Mayhem – Esoteric Warfare (Season of Mist)Thursday, 12th June 2014
It’s not too often that Norwegian black metal pioneers Mayhem release new material to the masses, but as has been the trend in the band’s recent history, when they do decide to unloose an unholy horde of dismal cuts, they make it count. But how exactly can this group follow up 2007’s nihilistic masterpiece Ordo Ad Chao? Simply put, Esoteric Warfare is the answer.
The dense, disorienting, grime-in-the-ear-canal production of Ordo is replaced with a sharper presentation, immediately indicating that Mayhem, as they’re wont to do, won’t rest on the laurels of past glories. The cleaner production, though, makes Esoteric a much more visceral assault on the listener. Teloch’s guitar riffs in “Watchers” and “PsyWar” are katana-sharp, and Hellhammer’s relentless blasts and double-bass are nearly seizure-inducing, victimizing the listener via an unbridled attack rather than making him a languid drone of despair as the previous album did. Attila’s dual-layered vocals on the former track add a new dimension to Mayhem’s aural repertoire, and the wanton chaos of these tracks is offset by the avant-garde experimentalism of “MILAB” and “VI.Sec” (both reminiscent of Ordo’s “Illuminate Eliminate”) and the low-key, atmospheric arrangements of “Posthuman,” an unorthodox number whose lack of brutality by no means undercuts its sinister presentation, similar in approach to Grand Declaration of War.
The album’s only weakness, and the reason it falls just shy of Ordo’s majesty, is the track order. The fastest and heaviest offerings are loaded on the front end of the album with the more progressive explorations pulling up the rear, which can cause each half of the record to border on monotony during the first listen. Resultantly the album closes on more of a whimper than a bang, which is unfortunate as the second half’s “Corpse of Care” ends with what may be the group’s most vicious passage since “Buried By Time & Dust” and would make a punishing closer.

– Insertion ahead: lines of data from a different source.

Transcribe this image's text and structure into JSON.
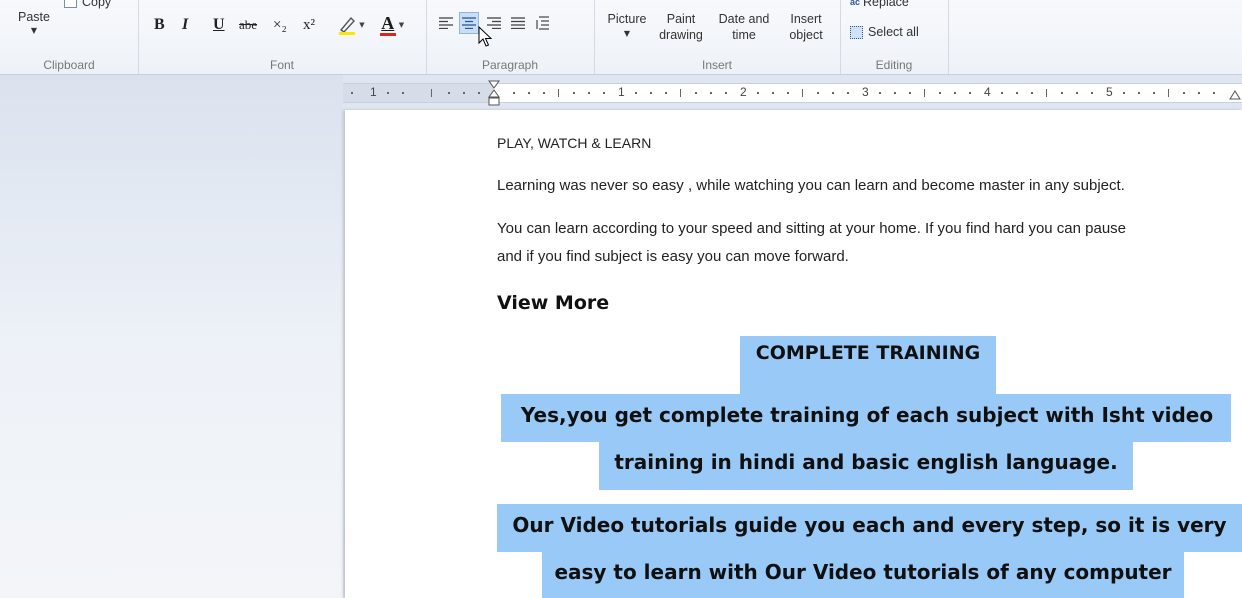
{
  "ribbon": {
    "clipboard": {
      "label": "Clipboard",
      "paste_label": "Paste",
      "copy_label": "Copy"
    },
    "font": {
      "label": "Font",
      "buttons": [
        "B",
        "I",
        "U",
        "abe",
        "×₂",
        "x²"
      ],
      "font_color_letter": "A",
      "font_color": "#d6281e",
      "highlight_color": "#ffe600"
    },
    "paragraph": {
      "label": "Paragraph"
    },
    "insert": {
      "label": "Insert",
      "picture_label": "Picture",
      "paint_label_1": "Paint",
      "paint_label_2": "drawing",
      "datetime_label_1": "Date and",
      "datetime_label_2": "time",
      "object_label_1": "Insert",
      "object_label_2": "object"
    },
    "editing": {
      "label": "Editing",
      "replace_label": "Replace",
      "select_all_label": "Select all"
    }
  },
  "ruler": {
    "numbers": [
      "1",
      "1",
      "2",
      "3",
      "4",
      "5"
    ]
  },
  "document": {
    "heading_caps": "PLAY, WATCH & LEARN",
    "para1": "Learning was never so easy , while watching you can learn and become master in any subject.",
    "para2_line1": "You can learn according to your speed and sitting at your home. If you find hard you can pause",
    "para2_line2": "and if you find subject is easy you can move forward.",
    "view_more": "View More",
    "complete_training": "COMPLETE TRAINING",
    "yes_line1": "Yes,you get complete training of each subject with Isht video",
    "yes_line2": "training in hindi and basic english language.",
    "our_line1": "Our Video tutorials guide you each and every step, so it is very",
    "our_line2": "easy to learn with Our Video tutorials of any computer"
  },
  "colors": {
    "selection": "#99c9f7",
    "accent": "#2b5797"
  }
}
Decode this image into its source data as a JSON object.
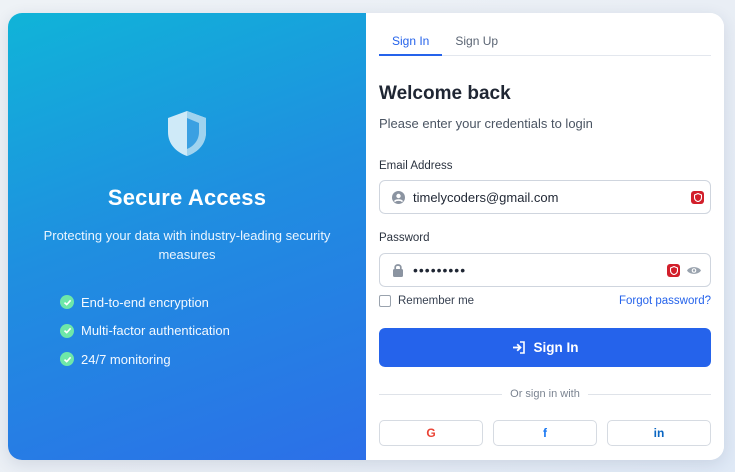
{
  "brand": {
    "title": "Secure Access",
    "subtitle": "Protecting your data with industry-leading security measures",
    "features": [
      "End-to-end encryption",
      "Multi-factor authentication",
      "24/7 monitoring"
    ]
  },
  "tabs": [
    {
      "label": "Sign In",
      "active": true
    },
    {
      "label": "Sign Up",
      "active": false
    }
  ],
  "form": {
    "title": "Welcome back",
    "subtitle": "Please enter your credentials to login",
    "email_label": "Email Address",
    "email_value": "timelycoders@gmail.com",
    "password_label": "Password",
    "password_value": "•••••••••",
    "remember_label": "Remember me",
    "forgot_label": "Forgot password?",
    "submit_label": "Sign In",
    "divider_label": "Or sign in with"
  },
  "social": [
    {
      "icon": "google-icon",
      "glyph": "G",
      "color": "#ea4335"
    },
    {
      "icon": "facebook-icon",
      "glyph": "f",
      "color": "#1877f2"
    },
    {
      "icon": "linkedin-icon",
      "glyph": "in",
      "color": "#0a66c2"
    }
  ],
  "colors": {
    "accent": "#2563eb",
    "panel_gradient_start": "#10b4d8",
    "panel_gradient_end": "#2c6fe8",
    "check": "#6ee7a8",
    "badge": "#d21f2b"
  }
}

Seems like a missed opportunity.
This one gripe aside, Mayhem are still at the top of their game and, after 30 years of pure fucking Armageddon, show no sign of entertaining the idea of mercy.